by Euphrosyni Koutsouraki et al.
Demyelination in white matter tracts has been observed in experimental and human spinal cord injury but the precise pathophysiologic mechanisms still remain a matter of speculation. The cellular inflammatory response induced by spinal trauma is comprised of microglia, astrocytes, infiltrating neutrophils, monocytes, and activated lymphocytes against a variety of antigens, including myelin basic protein. Post-traumatic myelopathy commonly mimics multiple sclerosis (MS) and neuromyelitis optica (NMO) without clear differential diagnostic criteria between these three diseases.
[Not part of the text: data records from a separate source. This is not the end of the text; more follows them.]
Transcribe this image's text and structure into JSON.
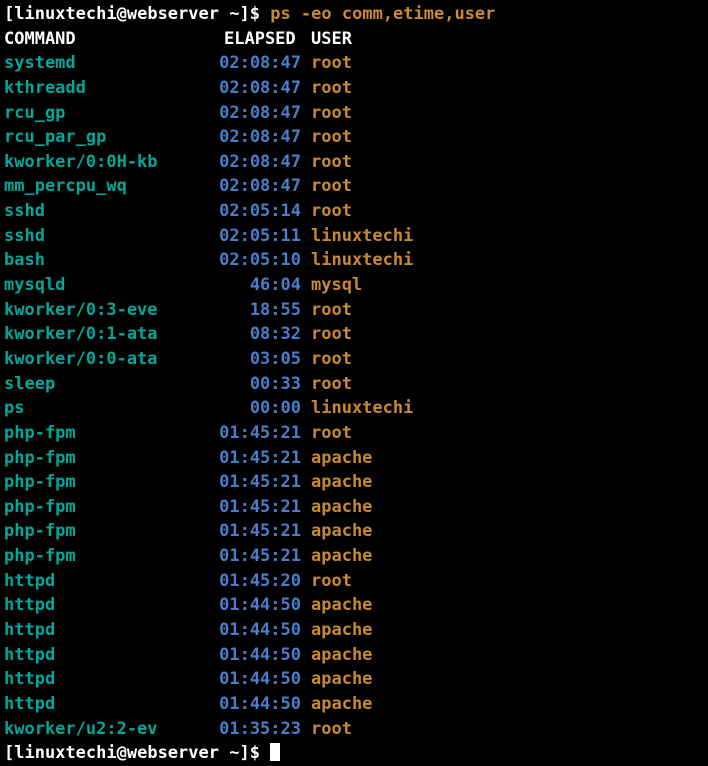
{
  "prompt": {
    "user": "linuxtechi",
    "host": "webserver",
    "path": "~",
    "command": "ps -eo comm,etime,user"
  },
  "headers": {
    "command": "COMMAND",
    "elapsed": "ELAPSED",
    "user": "USER"
  },
  "rows": [
    {
      "command": "systemd",
      "elapsed": "02:08:47",
      "user": "root"
    },
    {
      "command": "kthreadd",
      "elapsed": "02:08:47",
      "user": "root"
    },
    {
      "command": "rcu_gp",
      "elapsed": "02:08:47",
      "user": "root"
    },
    {
      "command": "rcu_par_gp",
      "elapsed": "02:08:47",
      "user": "root"
    },
    {
      "command": "kworker/0:0H-kb",
      "elapsed": "02:08:47",
      "user": "root"
    },
    {
      "command": "mm_percpu_wq",
      "elapsed": "02:08:47",
      "user": "root"
    },
    {
      "command": "sshd",
      "elapsed": "02:05:14",
      "user": "root"
    },
    {
      "command": "sshd",
      "elapsed": "02:05:11",
      "user": "linuxtechi"
    },
    {
      "command": "bash",
      "elapsed": "02:05:10",
      "user": "linuxtechi"
    },
    {
      "command": "mysqld",
      "elapsed": "46:04",
      "user": "mysql"
    },
    {
      "command": "kworker/0:3-eve",
      "elapsed": "18:55",
      "user": "root"
    },
    {
      "command": "kworker/0:1-ata",
      "elapsed": "08:32",
      "user": "root"
    },
    {
      "command": "kworker/0:0-ata",
      "elapsed": "03:05",
      "user": "root"
    },
    {
      "command": "sleep",
      "elapsed": "00:33",
      "user": "root"
    },
    {
      "command": "ps",
      "elapsed": "00:00",
      "user": "linuxtechi"
    },
    {
      "command": "php-fpm",
      "elapsed": "01:45:21",
      "user": "root"
    },
    {
      "command": "php-fpm",
      "elapsed": "01:45:21",
      "user": "apache"
    },
    {
      "command": "php-fpm",
      "elapsed": "01:45:21",
      "user": "apache"
    },
    {
      "command": "php-fpm",
      "elapsed": "01:45:21",
      "user": "apache"
    },
    {
      "command": "php-fpm",
      "elapsed": "01:45:21",
      "user": "apache"
    },
    {
      "command": "php-fpm",
      "elapsed": "01:45:21",
      "user": "apache"
    },
    {
      "command": "httpd",
      "elapsed": "01:45:20",
      "user": "root"
    },
    {
      "command": "httpd",
      "elapsed": "01:44:50",
      "user": "apache"
    },
    {
      "command": "httpd",
      "elapsed": "01:44:50",
      "user": "apache"
    },
    {
      "command": "httpd",
      "elapsed": "01:44:50",
      "user": "apache"
    },
    {
      "command": "httpd",
      "elapsed": "01:44:50",
      "user": "apache"
    },
    {
      "command": "httpd",
      "elapsed": "01:44:50",
      "user": "apache"
    },
    {
      "command": "kworker/u2:2-ev",
      "elapsed": "01:35:23",
      "user": "root"
    }
  ]
}
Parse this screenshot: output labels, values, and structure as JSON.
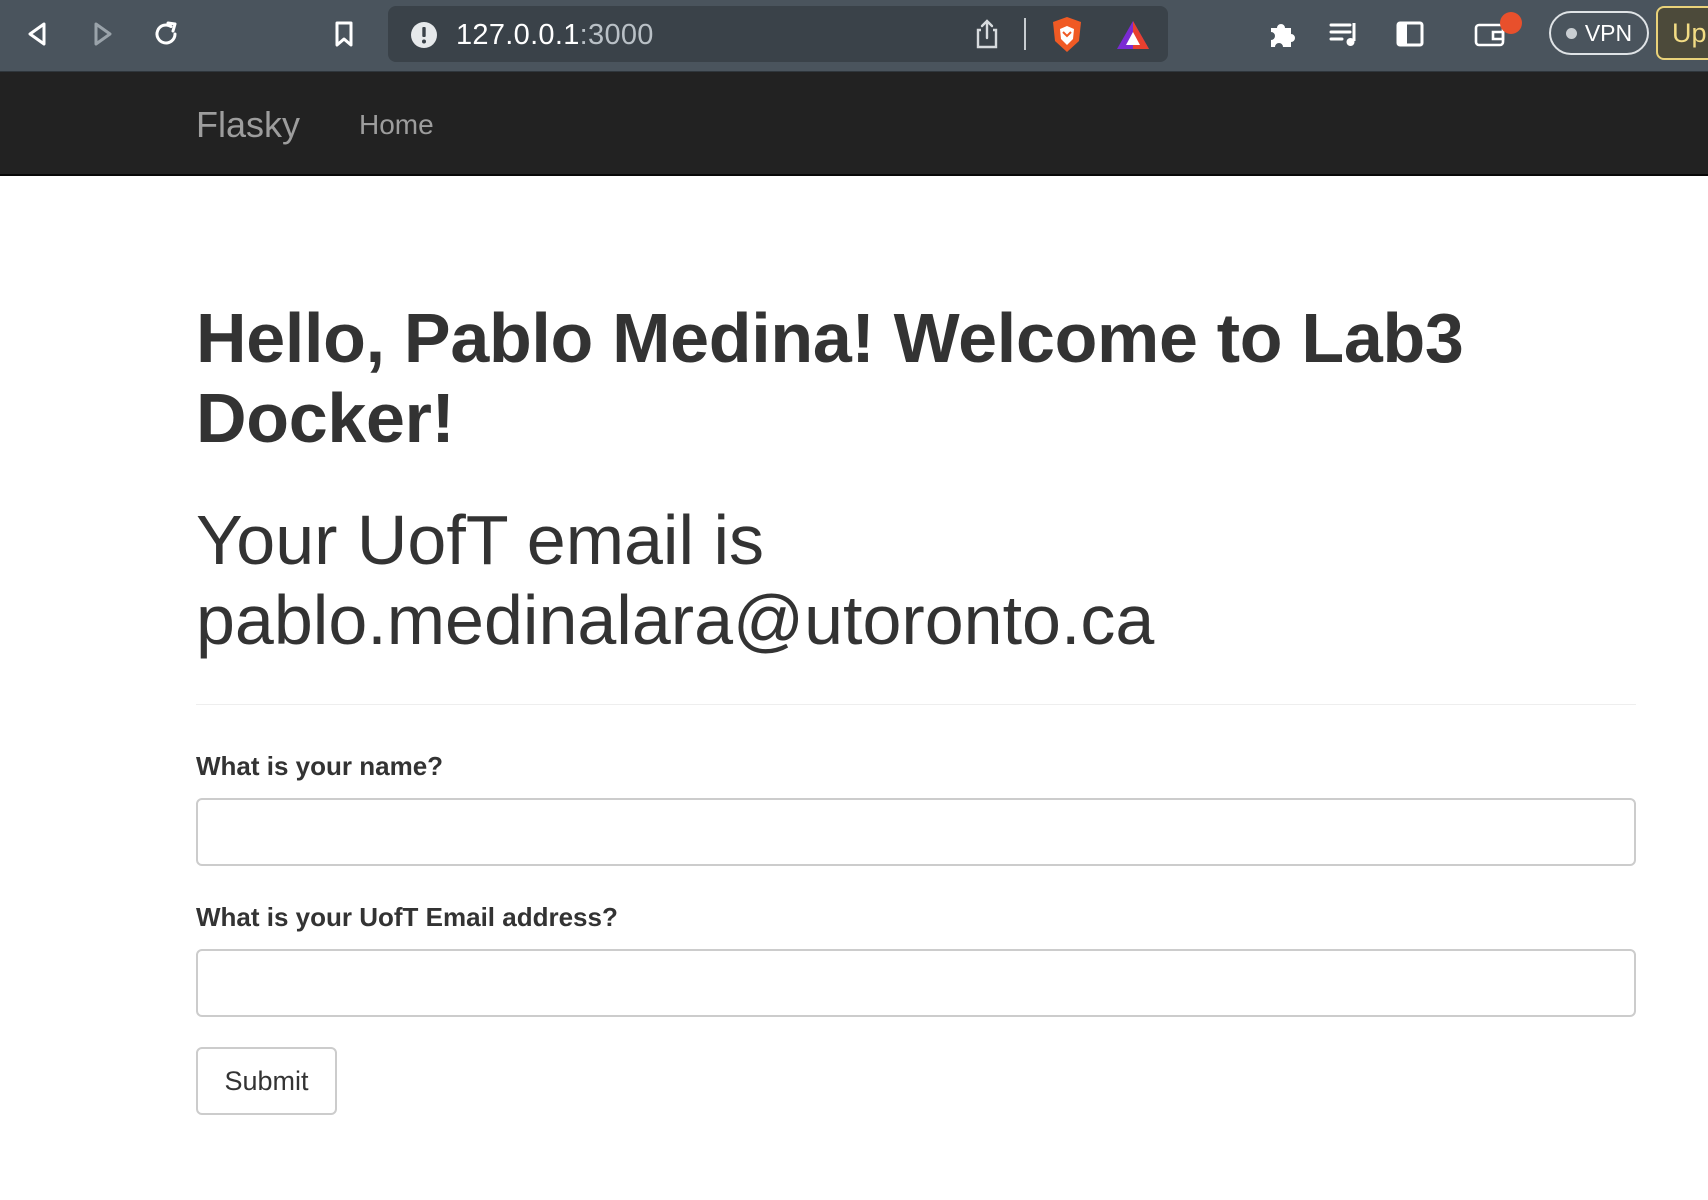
{
  "browser": {
    "url_host": "127.0.0.1",
    "url_port": ":3000",
    "vpn_label": "VPN",
    "update_label": "Up",
    "icons": [
      "back-icon",
      "forward-icon",
      "reload-icon",
      "bookmark-icon",
      "site-info-icon",
      "share-icon",
      "brave-shields-icon",
      "brave-rewards-icon",
      "extensions-icon",
      "playlist-icon",
      "sidebar-icon",
      "wallet-icon"
    ],
    "colors": {
      "chrome": "#4a545d",
      "shields": "#f05a24",
      "badge": "#e8502c"
    }
  },
  "navbar": {
    "brand": "Flasky",
    "home": "Home"
  },
  "page": {
    "greeting": "Hello, Pablo Medina! Welcome to Lab3 Docker!",
    "email_line_1": "Your UofT email is",
    "email_line_2": "pablo.medinalara@utoronto.ca"
  },
  "form": {
    "name_label": "What is your name?",
    "name_value": "",
    "email_label": "What is your UofT Email address?",
    "email_value": "",
    "submit_label": "Submit"
  }
}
We present the case of a middle-aged Caucasian female who developed progressive spastic quatraparesis, more severe in the lower limbs, atrophies in her hands, visual impairment and sphincter dysfunction, throughout a two-year period after a cranio-cervical trauma. Magnetic Resonance Imaging (MRI) examinations revealed extensive demyelinating lesions in the cervical spinal cord without any further central nervous system (CNS) lesions. Neurophysiological investigations indicated lesions of the pyramidal tracts, the anterior horns of the spinal cord as well as important dysfunction of the visual tract. Anti-aquaporin-4 was negative and the cerebrospinal fluid analysis showed oligoclonal IgG bands. For the last six years the neurological status of the patient has remained stable with symptomatic treatment. The patient is currently treated with immunosuppressant drugs (Azathioprine and corticosteroids) and demonstrated great improvement with corticosteroid therapy.
We believe that this is a probable case of an auto-immune, post-traumatic, demyelinating myelopathy mimicking late-onset primary progressive, spinal type, MS. Post-traumatic demyelination in the spinal cord should be investigated in more detail as a possible contributor to chronic deficits and one should define the nature, time of occurrence, and proportional significance of secondary damage in order to differentiate acute secondary pathophysiology from primary degenerative processes. It is also very important to differentiate the post-traumatic demyelination from MS and NMO triggered by a trauma.
E. Koutsouraki, A. Kiryttopoulos, Th. Kalatha, A. Fotakidou, M. Arnaoutoglou, A. Orologas are working at the 1st Department of Neurology, Aristotle University, AHEPA Hospital, Thessaloniki, Greece.
Comment by Ralf Gold
The authors describe an interesting case of cervical myelitis and neuronopathy, in possible conjunction with preceding cervical trauma. Also the optic nerves were afflicted, yet aquaporin antibodies were negative.
Is this a variant of neuromyelitis or true trauma-activated inflammation? All of us know patients who link their first relapse of MS with physical over-activity, infection, military service or other stressful events. In expert opinion statements this is usually NOT regarded as sufficient for initiation of a chronic autoimmune process, an important consideration for handling insurance cases. On the other hand experimental studies of the 1990s clearly showed that a mechanical brain lesion became a target for subsequent experimental encephalomyelitis, when this was induced by immunisation.
Currently we have no tools to differentiate whether trauma just activated a smouldering process in the spinal cord, or was the key event for starting an avalanche of immuno-inflammatory processes. Regardless what came first, this patient needs proper treatment for the autoimmune process. As a devil’s advocate one may discuss that the combination of azathioprine and steroids is also appropriate in milder variants of NMO.
Ralf Gold is Professor of Neurology at the Ruhr-University Bochum, Germany and Chairperson of the EFNS Scientist Panel Demyelinating Diseases.